Co-discoverer of HIV Robert Gallo to visit UB to address future of viral and vaccine research
Wednesday, March 1, 2017
Source: University at Buffalo
BUFFALO, N.Y. – Robert Gallo, co-discoverer of HIV as the cause of AIDS and creator of the HIV blood test, will visit the University at Buffalo to help mark the launch of the university’s Global Virus Network Center of Excellence as one of the world’s premier virology research centers.
The Global Virus Network (GVN), co-founded by Gallo, is an international coalition of leading virologists from more than 20 countries who work together to understand why viruses cause illness and to develop drugs and vaccines that may prevent illness and death.
Gallo will tour Roswell Park Cancer Institute and the New York State Center of Excellence in Bioinformatics and Life Sciences on Thursday, and attend the launch of the UB GVN on Friday, March. 3, from 9-11:30 a.m. at the UB Clinical and Translational Research Center on the Buffalo Niagara Medical Campus at 875 Ellicott St. in Buffalo.
He will present, “Human Retroviruses: Reflections from the past and Approaches for the Future,” to the UB community at 10 a.m. The discussion will reflect on the field of HIV research, the status of an HIV vaccine and the difficulties facing researchers in the future.
Additional remarks will be provided by Venu Govindaraju, PhD, UB vice president for research and economic development, and Gene Morse, PharmD, director of the UB GVN Center for Excellence and SUNY Distinguished Professor in the UB School of Pharmacy and Pharmaceutical Sciences.

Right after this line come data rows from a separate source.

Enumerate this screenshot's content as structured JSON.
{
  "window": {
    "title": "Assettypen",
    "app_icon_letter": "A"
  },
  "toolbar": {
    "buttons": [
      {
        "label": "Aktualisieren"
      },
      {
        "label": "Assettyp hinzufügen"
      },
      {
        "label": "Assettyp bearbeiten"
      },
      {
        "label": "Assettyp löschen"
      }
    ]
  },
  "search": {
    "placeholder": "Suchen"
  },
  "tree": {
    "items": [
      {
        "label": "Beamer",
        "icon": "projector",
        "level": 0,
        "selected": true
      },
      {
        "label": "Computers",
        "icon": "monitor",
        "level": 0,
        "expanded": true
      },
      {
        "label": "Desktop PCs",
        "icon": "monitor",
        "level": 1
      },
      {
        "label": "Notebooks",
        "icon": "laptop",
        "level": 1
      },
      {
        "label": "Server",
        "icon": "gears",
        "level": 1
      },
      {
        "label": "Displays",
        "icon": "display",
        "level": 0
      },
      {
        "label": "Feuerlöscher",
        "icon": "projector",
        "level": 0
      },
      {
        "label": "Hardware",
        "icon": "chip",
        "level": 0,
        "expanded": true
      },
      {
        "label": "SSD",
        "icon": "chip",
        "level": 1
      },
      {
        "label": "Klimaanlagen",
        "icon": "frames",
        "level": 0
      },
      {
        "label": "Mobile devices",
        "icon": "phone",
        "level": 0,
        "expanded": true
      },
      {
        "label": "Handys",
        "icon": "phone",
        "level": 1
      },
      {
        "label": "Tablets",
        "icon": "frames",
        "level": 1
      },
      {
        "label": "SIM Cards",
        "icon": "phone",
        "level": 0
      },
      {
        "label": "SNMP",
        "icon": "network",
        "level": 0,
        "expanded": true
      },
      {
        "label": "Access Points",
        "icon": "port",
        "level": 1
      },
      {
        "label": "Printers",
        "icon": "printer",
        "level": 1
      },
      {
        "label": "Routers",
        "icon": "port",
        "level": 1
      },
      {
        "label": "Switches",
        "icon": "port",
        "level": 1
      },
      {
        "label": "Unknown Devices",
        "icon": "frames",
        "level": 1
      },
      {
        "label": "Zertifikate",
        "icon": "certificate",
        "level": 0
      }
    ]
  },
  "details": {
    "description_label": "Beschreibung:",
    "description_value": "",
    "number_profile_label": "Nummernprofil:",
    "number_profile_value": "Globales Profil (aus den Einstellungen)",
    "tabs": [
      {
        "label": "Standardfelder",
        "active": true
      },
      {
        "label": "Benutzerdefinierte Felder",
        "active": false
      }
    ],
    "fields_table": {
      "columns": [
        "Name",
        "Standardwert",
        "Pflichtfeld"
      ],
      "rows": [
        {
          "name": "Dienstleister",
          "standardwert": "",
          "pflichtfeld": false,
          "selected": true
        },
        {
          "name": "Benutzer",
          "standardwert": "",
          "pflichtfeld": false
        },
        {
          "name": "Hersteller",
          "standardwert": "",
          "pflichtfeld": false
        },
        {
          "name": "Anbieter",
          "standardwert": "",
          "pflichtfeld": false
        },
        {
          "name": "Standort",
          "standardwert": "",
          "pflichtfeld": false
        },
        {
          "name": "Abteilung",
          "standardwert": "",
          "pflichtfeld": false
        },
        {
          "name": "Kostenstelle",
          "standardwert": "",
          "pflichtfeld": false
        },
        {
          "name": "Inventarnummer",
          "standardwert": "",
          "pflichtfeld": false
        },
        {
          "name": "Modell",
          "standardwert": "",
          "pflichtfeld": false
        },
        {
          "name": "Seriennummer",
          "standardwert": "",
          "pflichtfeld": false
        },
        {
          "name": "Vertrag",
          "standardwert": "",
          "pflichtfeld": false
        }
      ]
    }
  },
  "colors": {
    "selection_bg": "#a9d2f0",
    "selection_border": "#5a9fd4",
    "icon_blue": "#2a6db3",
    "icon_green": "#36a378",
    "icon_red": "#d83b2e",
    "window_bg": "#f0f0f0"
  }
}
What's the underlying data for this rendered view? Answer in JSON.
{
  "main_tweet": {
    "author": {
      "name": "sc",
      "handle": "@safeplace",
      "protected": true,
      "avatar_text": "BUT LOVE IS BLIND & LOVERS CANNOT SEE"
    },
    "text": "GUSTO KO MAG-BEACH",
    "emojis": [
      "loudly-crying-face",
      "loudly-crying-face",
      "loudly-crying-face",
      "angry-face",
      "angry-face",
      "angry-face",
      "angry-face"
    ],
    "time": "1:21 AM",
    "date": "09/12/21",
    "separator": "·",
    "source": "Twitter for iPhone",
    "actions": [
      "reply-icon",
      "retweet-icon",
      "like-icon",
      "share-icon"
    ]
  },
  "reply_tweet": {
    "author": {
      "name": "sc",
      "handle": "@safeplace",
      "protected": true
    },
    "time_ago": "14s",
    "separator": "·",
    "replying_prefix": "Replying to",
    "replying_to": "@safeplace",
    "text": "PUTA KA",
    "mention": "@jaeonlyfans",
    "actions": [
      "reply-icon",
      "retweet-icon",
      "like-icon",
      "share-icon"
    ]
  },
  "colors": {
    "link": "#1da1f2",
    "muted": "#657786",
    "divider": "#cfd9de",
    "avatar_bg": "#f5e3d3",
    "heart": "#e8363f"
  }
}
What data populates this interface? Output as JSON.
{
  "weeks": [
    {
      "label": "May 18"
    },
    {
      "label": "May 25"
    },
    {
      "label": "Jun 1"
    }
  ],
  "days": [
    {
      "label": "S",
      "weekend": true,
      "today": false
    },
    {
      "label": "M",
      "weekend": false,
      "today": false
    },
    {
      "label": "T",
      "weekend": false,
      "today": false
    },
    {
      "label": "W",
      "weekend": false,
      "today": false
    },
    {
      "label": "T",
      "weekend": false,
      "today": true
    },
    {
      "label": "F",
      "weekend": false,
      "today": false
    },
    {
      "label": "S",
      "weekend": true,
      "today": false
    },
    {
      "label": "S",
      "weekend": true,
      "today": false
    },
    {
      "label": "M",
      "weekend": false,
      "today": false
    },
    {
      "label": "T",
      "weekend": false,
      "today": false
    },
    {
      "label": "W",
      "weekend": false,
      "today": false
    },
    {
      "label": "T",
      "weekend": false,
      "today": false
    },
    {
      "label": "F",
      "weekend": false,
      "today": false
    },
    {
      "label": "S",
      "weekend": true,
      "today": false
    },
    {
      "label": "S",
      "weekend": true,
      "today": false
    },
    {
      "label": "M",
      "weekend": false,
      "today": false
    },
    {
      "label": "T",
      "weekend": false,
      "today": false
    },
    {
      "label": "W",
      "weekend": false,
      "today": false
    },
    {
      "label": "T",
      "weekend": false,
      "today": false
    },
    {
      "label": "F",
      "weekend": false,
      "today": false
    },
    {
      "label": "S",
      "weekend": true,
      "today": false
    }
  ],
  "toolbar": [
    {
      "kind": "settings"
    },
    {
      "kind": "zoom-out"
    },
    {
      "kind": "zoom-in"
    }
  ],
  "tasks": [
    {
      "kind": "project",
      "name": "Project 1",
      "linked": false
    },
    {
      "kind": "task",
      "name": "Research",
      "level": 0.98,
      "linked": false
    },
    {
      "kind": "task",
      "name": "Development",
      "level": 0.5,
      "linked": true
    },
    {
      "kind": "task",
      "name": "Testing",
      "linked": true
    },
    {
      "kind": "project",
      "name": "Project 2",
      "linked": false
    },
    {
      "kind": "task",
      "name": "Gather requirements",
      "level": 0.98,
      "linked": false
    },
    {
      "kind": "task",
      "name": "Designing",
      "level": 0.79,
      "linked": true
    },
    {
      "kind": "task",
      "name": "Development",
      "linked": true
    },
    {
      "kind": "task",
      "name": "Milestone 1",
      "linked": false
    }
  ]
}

Following the event, Gallo will attend a networking luncheon with UB students.
The event is free and open to the public. Media are welcome to attend. On-site contact is Marcene Robinson, firstname.lastname@example.org or 716-207-5814.
“Following the immediate HIV and AIDS outbreak in the early 1980s, it became clearer than ever that there was a real need for global collaboration in biomedical research,” says Gallo, MD, GVN scientific director and the Homer and Martha Gudelsky Distinguished Professor in Medicine and director of the Institute of Human Virology at the University of Maryland School of Medicine.
“This need for meaningful global collaboration covering every class of human viruses continued until the formation of the GVN in 2011. The GVN serves to safeguard mankind by, among other things, overcoming gaps in research during the earliest phases of viral epidemics and ensuring the next generation of medical virologists are trained to meet these challenges.”
In addition to HIV, the Global Virus Network dedicates research toward all classes of human viruses, ranging from the Zika virus to HTLV-1, a virus linked to several diseases, including leukemia.
“As a member of the Global Virus Network, UB will develop new research collaborations with virology research centers around the world,” says Morse, who is also co-director of the SUNY Global Health Institute and director of the UB Center for Integrated Global Biomedical Sciences.
“These opportunities will expand beyond HIV, Zika, Ebola and other emerging viral infections to include human and viral genomics, biosensors and data analytics, and novel nanomedicine development for drug delivery.”
Gallo is most known for his groundbreaking work in the field of human retroviruses with his co-discovery of HIV as the cause of AIDS and development of the HIV blood test, which enabled health care workers for the first time to screen and rapidly diagnose for HIV.
Prior to the AIDS epidemic, Gallo was the first person to identify a human retrovirus – HTLV, one of the few known viruses shown to cause a human cancer.
In 1986, he and his team discovered the first new human herpes virus in more than 25 years, HHV-6, which was later shown to cause an infantile disease known as Roseola and is currently believed to be a strong suspect in the origin of multiple sclerosis.
And in 1996, his discovery that a natural compound known as chemokines can block HIV and halt the progression of AIDS was hailed by Science magazine as one of the year's most important scientific breakthroughs.